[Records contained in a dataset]
--------
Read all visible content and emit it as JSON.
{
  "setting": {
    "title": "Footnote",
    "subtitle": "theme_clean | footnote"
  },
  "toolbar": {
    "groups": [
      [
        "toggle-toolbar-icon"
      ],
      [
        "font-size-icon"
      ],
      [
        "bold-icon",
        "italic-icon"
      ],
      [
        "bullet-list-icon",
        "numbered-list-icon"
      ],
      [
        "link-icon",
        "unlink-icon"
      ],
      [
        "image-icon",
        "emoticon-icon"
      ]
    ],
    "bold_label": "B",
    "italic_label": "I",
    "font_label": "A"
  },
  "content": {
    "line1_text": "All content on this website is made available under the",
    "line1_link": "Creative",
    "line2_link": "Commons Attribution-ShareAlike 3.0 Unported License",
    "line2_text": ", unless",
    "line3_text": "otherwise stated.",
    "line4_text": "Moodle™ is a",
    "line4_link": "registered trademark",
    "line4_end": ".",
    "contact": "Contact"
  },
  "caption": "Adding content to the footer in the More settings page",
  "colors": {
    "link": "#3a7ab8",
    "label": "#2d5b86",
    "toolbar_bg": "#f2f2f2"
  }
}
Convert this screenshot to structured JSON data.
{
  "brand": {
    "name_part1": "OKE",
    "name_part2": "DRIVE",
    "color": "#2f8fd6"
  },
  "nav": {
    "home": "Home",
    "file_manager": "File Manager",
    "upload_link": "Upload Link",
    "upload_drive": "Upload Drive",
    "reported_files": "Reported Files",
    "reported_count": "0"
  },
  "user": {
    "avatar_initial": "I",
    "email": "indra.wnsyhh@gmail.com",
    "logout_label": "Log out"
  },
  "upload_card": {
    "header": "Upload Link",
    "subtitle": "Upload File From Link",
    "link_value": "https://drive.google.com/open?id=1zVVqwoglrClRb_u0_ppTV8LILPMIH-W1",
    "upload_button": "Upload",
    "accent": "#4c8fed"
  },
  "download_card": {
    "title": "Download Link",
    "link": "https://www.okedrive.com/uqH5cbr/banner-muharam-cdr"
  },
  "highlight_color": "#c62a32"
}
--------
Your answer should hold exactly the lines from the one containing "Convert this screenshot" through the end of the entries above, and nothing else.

Convert this screenshot to structured JSON data.
{
  "brand": {
    "name_part1": "OKE",
    "name_part2": "DRIVE",
    "color": "#2f8fd6"
  },
  "nav": {
    "home": "Home",
    "file_manager": "File Manager",
    "upload_link": "Upload Link",
    "upload_drive": "Upload Drive",
    "reported_files": "Reported Files",
    "reported_count": "0"
  },
  "user": {
    "avatar_initial": "I",
    "email": "indra.wnsyhh@gmail.com",
    "logout_label": "Log out"
  },
  "upload_card": {
    "header": "Upload Link",
    "subtitle": "Upload File From Link",
    "link_value": "https://drive.google.com/open?id=1zVVqwoglrClRb_u0_ppTV8LILPMIH-W1",
    "upload_button": "Upload",
    "accent": "#4c8fed"
  },
  "download_card": {
    "title": "Download Link",
    "link": "https://www.okedrive.com/uqH5cbr/banner-muharam-cdr"
  },
  "highlight_color": "#c62a32"
}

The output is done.